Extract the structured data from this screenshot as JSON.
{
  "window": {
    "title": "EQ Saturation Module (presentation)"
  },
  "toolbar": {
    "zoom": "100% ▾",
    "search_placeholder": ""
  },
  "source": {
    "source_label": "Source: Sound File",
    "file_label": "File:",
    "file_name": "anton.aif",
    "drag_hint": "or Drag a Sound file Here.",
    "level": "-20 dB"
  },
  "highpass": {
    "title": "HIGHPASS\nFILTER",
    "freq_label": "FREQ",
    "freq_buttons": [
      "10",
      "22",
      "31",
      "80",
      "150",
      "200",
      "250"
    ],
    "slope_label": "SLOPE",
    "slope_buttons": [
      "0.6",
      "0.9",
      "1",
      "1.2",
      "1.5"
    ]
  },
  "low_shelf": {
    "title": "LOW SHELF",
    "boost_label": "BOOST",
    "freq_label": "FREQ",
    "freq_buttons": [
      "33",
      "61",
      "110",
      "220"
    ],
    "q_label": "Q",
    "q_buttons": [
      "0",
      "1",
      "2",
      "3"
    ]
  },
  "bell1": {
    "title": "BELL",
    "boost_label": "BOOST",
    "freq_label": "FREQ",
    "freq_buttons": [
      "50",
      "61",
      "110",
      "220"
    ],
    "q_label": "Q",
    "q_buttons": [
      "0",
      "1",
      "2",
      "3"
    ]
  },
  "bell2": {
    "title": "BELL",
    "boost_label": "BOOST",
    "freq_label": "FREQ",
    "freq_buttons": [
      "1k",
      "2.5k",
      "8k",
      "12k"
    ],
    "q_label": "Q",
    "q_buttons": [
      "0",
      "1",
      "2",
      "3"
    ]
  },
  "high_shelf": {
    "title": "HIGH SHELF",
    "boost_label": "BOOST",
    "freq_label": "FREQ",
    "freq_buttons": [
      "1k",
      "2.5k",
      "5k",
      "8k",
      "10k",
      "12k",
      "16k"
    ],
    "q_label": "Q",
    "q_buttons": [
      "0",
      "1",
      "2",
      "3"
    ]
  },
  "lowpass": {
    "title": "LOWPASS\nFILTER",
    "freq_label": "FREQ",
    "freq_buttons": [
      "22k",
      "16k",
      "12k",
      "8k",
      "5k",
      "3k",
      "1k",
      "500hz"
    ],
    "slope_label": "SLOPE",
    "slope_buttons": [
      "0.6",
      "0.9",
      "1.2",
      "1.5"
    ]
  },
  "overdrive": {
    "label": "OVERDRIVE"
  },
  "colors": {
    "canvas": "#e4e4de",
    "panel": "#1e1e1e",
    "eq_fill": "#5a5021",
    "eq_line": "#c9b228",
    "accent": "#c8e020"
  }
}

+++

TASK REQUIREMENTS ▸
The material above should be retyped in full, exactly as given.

SOLUTION FOR THIS EXERCISE ▸
Extract the structured data from this screenshot as JSON.
{
  "window": {
    "title": "EQ Saturation Module (presentation)"
  },
  "toolbar": {
    "zoom": "100% ▾",
    "search_placeholder": ""
  },
  "source": {
    "source_label": "Source: Sound File",
    "file_label": "File:",
    "file_name": "anton.aif",
    "drag_hint": "or Drag a Sound file Here.",
    "level": "-20 dB"
  },
  "highpass": {
    "title": "HIGHPASS\nFILTER",
    "freq_label": "FREQ",
    "freq_buttons": [
      "10",
      "22",
      "31",
      "80",
      "150",
      "200",
      "250"
    ],
    "slope_label": "SLOPE",
    "slope_buttons": [
      "0.6",
      "0.9",
      "1",
      "1.2",
      "1.5"
    ]
  },
  "low_shelf": {
    "title": "LOW SHELF",
    "boost_label": "BOOST",
    "freq_label": "FREQ",
    "freq_buttons": [
      "33",
      "61",
      "110",
      "220"
    ],
    "q_label": "Q",
    "q_buttons": [
      "0",
      "1",
      "2",
      "3"
    ]
  },
  "bell1": {
    "title": "BELL",
    "boost_label": "BOOST",
    "freq_label": "FREQ",
    "freq_buttons": [
      "50",
      "61",
      "110",
      "220"
    ],
    "q_label": "Q",
    "q_buttons": [
      "0",
      "1",
      "2",
      "3"
    ]
  },
  "bell2": {
    "title": "BELL",
    "boost_label": "BOOST",
    "freq_label": "FREQ",
    "freq_buttons": [
      "1k",
      "2.5k",
      "8k",
      "12k"
    ],
    "q_label": "Q",
    "q_buttons": [
      "0",
      "1",
      "2",
      "3"
    ]
  },
  "high_shelf": {
    "title": "HIGH SHELF",
    "boost_label": "BOOST",
    "freq_label": "FREQ",
    "freq_buttons": [
      "1k",
      "2.5k",
      "5k",
      "8k",
      "10k",
      "12k",
      "16k"
    ],
    "q_label": "Q",
    "q_buttons": [
      "0",
      "1",
      "2",
      "3"
    ]
  },
  "lowpass": {
    "title": "LOWPASS\nFILTER",
    "freq_label": "FREQ",
    "freq_buttons": [
      "22k",
      "16k",
      "12k",
      "8k",
      "5k",
      "3k",
      "1k",
      "500hz"
    ],
    "slope_label": "SLOPE",
    "slope_buttons": [
      "0.6",
      "0.9",
      "1.2",
      "1.5"
    ]
  },
  "overdrive": {
    "label": "OVERDRIVE"
  },
  "colors": {
    "canvas": "#e4e4de",
    "panel": "#1e1e1e",
    "eq_fill": "#5a5021",
    "eq_line": "#c9b228",
    "accent": "#c8e020"
  }
}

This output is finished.